Hagley Museum has great exhibits on early industry in the Brandywine Valley, especially the original DuPont gunpowder mills!
Goddard Space Flight Center and its Visitor's Center.
I started building model rockets back in the late 1960s, and in the 1970s I was active in the National Association of Rocketry (NAR), NAR #14955. The Gemini Model Rocket Society, which was started in New Castle, DE, was NAR Section #116.
In the 1980s I was active in New England Science Fiction Association (NESFA) and I edited several books and the proceedings of a "SMOFCON" (a convention about running conventions) and helped out with the production of a few others for NESFA Press. At the time, we were making the transition from using Typotech, which had self-service non-WYSIWYG photo-typesetters, in Cambridge, MA, to using Microsoft Word and Aldus Pagemaker on Mac in the comfort of our own homes and clubhouse.
I learned to program on a PDP-11/20 while attending Thomas McKean High School in Delaware, about 1970 or 1971, thanks to DSAA: Project DELTA (where I worked as a volunteer in high school and a staff member as an undergraduate). DSAA (Delaware School Auxiliary Association) is a private organization which works to improve education in the state. I suspect that this is both because it is the right thing to do from the duPont family's view point of feudal obligation, and because a well-educated work force is required by modern industry. Project DELTA is no longer in operation, now that the Delaware schools themselves understand that they need to have students using computers, and now that computers are so incredibly cheap.
University of Delaware (Bachelor of Electrical Engineering, 1978).
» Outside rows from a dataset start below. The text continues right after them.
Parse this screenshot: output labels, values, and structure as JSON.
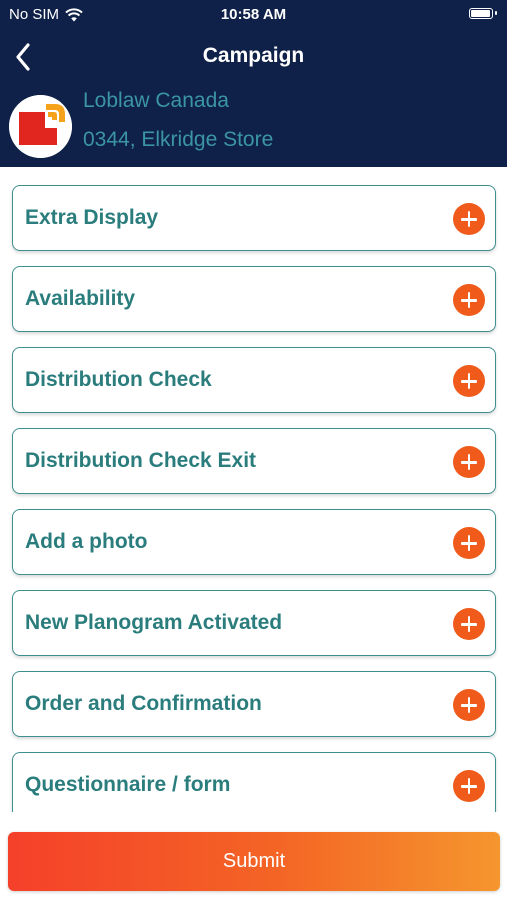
{
  "status_bar": {
    "carrier": "No SIM",
    "time": "10:58 AM"
  },
  "header": {
    "title": "Campaign",
    "store_name": "Loblaw Canada",
    "store_address": "0344, Elkridge Store"
  },
  "items": [
    {
      "label": "Extra Display"
    },
    {
      "label": "Availability"
    },
    {
      "label": "Distribution Check"
    },
    {
      "label": "Distribution Check Exit"
    },
    {
      "label": "Add a photo"
    },
    {
      "label": "New Planogram Activated"
    },
    {
      "label": "Order and Confirmation"
    },
    {
      "label": "Questionnaire / form"
    }
  ],
  "submit_label": "Submit",
  "colors": {
    "header_bg": "#0f2148",
    "accent_teal": "#2b7d7d",
    "plus_orange": "#f05a1a",
    "store_text": "#3b95a3"
  }
}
Worcester Polytechnic Institute (Master of Science in Computer Science, 1987). Thesis: Implentation of a Parallel Parser Driver.
Copyright © 1998 Aron K. Insinga. All rights reserved.